“Check my pulse,” I turned to my partner, Alex, who was lying in bed beside me. We had eaten weed gummy bears hours earlier. He was doing fine and I… well, I was asking him to check my pulse.
“It’s really fast, isn’t it?” I asked, wrist held out in front of me. He nodded.
“Can people die if their pulse is too high for too long?” I pressed. Alex seemed to pause and consider this before shaking his head ‘no.’ He also began growing jagged teeth and his skin was turning green. Neither were good signs.
Our German shepherd…

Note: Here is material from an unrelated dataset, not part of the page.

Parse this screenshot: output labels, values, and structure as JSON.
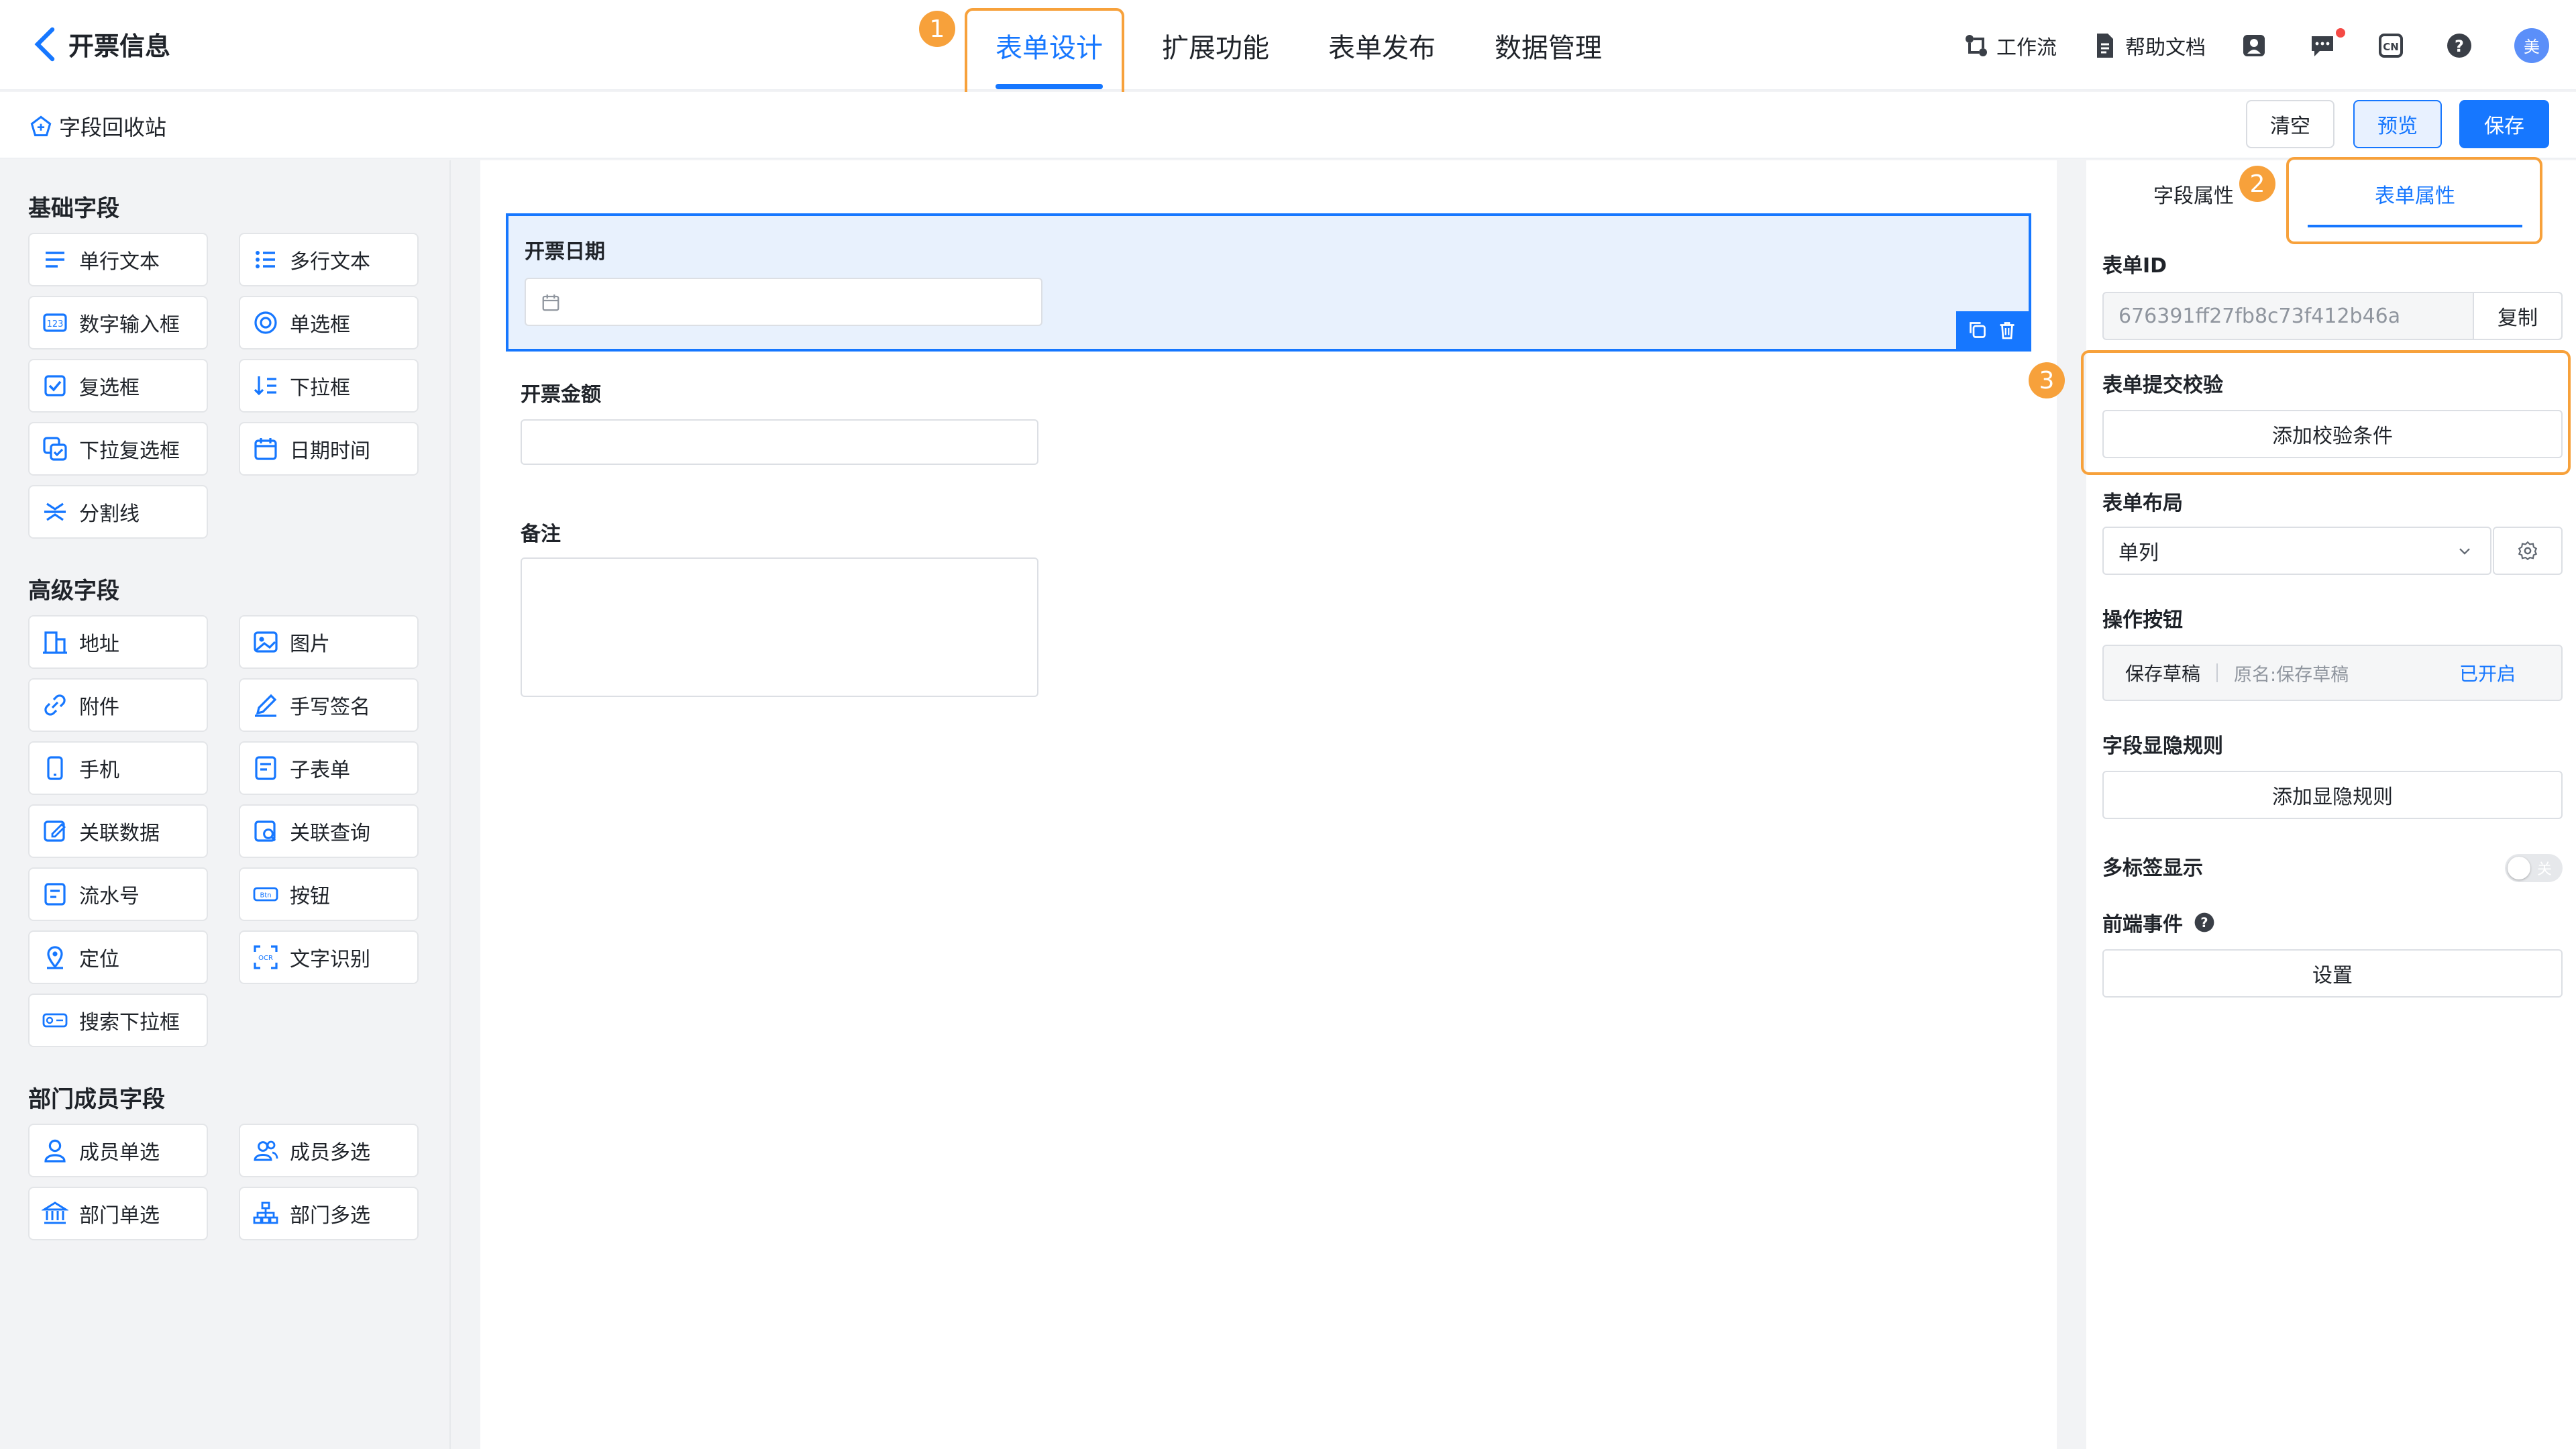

The most sustainable clothes you can buy are ones that you’ll wear at least 100 times. Their eco-consciousness is second only to hand-me-downs, vintage, or thrift. Even “sustainable” brands become resource drains if you buy a different sweatshirt for every day of the month.
We collectively have a shopping problem. According to internal research at Rent the Runway, the average American buys 68 pieces of clothing a year, and 80% of that is seldom worn.
The click-and-fizz noise of a Diet Coke can opening was the soundtrack of my childhood. My mom used to drink around 6–8 cans a day even while she was a high school health teacher (and knew the adverse health effects).
Oftentimes, our making unhealthy decisions isn’t for a lack of knowledge. We know what we should do to stay healthy and energized, but it’s a far cry from what we actually do.
As for me, I knew I felt sluggish because I was skipping meals and eating nothing remotely green. That wasn’t a revelation.
But what kept me from doing…
Following the 2016 US election, I started paying more attention to what my mom’s cousins had to say on Facebook. Before then, I had scanned over their (often sexist or racist) ramblings, but suddenly it became more relevant.
I started sincerely engaging with them. I wanted to learn. I thought they had real grievances that I was unaware of. One cousin told me Obama had ruined her business, and I asked her how so, and if she could point to a federal policy. Honest to God, I believed I had something to learn from her.
Instead, her response was a…
The coffee table in my home was built in 1990. It’s a solid oak rectangular storage box. My grandparents bought it for my parents from Amish furniture makers in Indiana, and it has traveled from their home, to Chicago, and now all the way to Boulder, Colorado.
Like many people in their 20s, my home is filled with furniture from the previous generation. “Borrowed” and passed down from parents, aunts, and other relatives, or bought secondhand.
Since I’m neither settled nor have a large budget, buying new and modern furniture never seemed like a good financial choice. …
For a start up, innovation can take years of low or no revenue before it hits a crucial inflection point. When charted against time, this growth line has been called a hockey stick growth curve.
For the first few years, growth seems dismal over the flat hockey stick blade. It’s not until an inflection point does the payoff become tangible. After the inflection point, growth surges over the rising incline of the hockey stick shaft. After this point, it’s finally a feeling of, wow, this is really happening.
In sum, the basic principle of a hockey stick growth curve is…
On her website, Congresswoman Alexandria Ocasio-Cortez sells a $58 sweatshirt that says “Tax the Rich.” A friend of mine recently reposted a video of billionaire Kevin O’Leary wearing this sweatshirt and joking, “inside of every socialist there is a capitalist screaming to get out!”
I sent her a question about it, and my friend replied that it was just ironic that someone who wants to tax the rich is selling an expensive sweatshirt. To be clear, this friend is not a fan of AOC and also called her “irrelevant.” …
I live in Boulder, Colorado and am currently a dog walker. In other words, I spend a lot of time outside.
This past week, we’ve seen temperatures hovering around zero degrees. The dog walking business has not been good. Few available walks have appeared on my Wag app since the polar vortex hit. With the exception of a Husky or a German Shepherd, it’s probably too cold for most breeds to be outside, and in reality, it’s too cold for me, too.
So I spent the last week inside. …
When it comes to healthy eating, for me, it’s not just about time, but also about energy. When I’m low on inspiration, my mind can only process one-track things. Therefore, I need a rotation of one-track meals or snacks in order to avoid junk food.
I need cut-it-up-and-throw-it-on-the-pan food.
Some evenings, I don’t have the energy to orchestrate a symphony of different pans, spices, and cutting board stations. Some days, the only thing I can successfully accomplish is not frying something into oblivion.
Some meals or snacks call for being as basic as possible with some added heat.
Three years ago, I decluttered one item a day for two years straight in an effort to achieve a minimalist lifestyle. But one thing I hardly touched is my bookshelf. I had a collection of nearly 150 books, ranging from old paperback fiction to a book outlining the lives of ants.
Because I’m moving soon, I started decluttering one item a day again. Finally, I admitted that I needed to address my book collection, before it became, once again, five brick-heavy boxes to move.
Books, unlike clothes, are harder to declutter because I’m better at inventing reasons to keep them…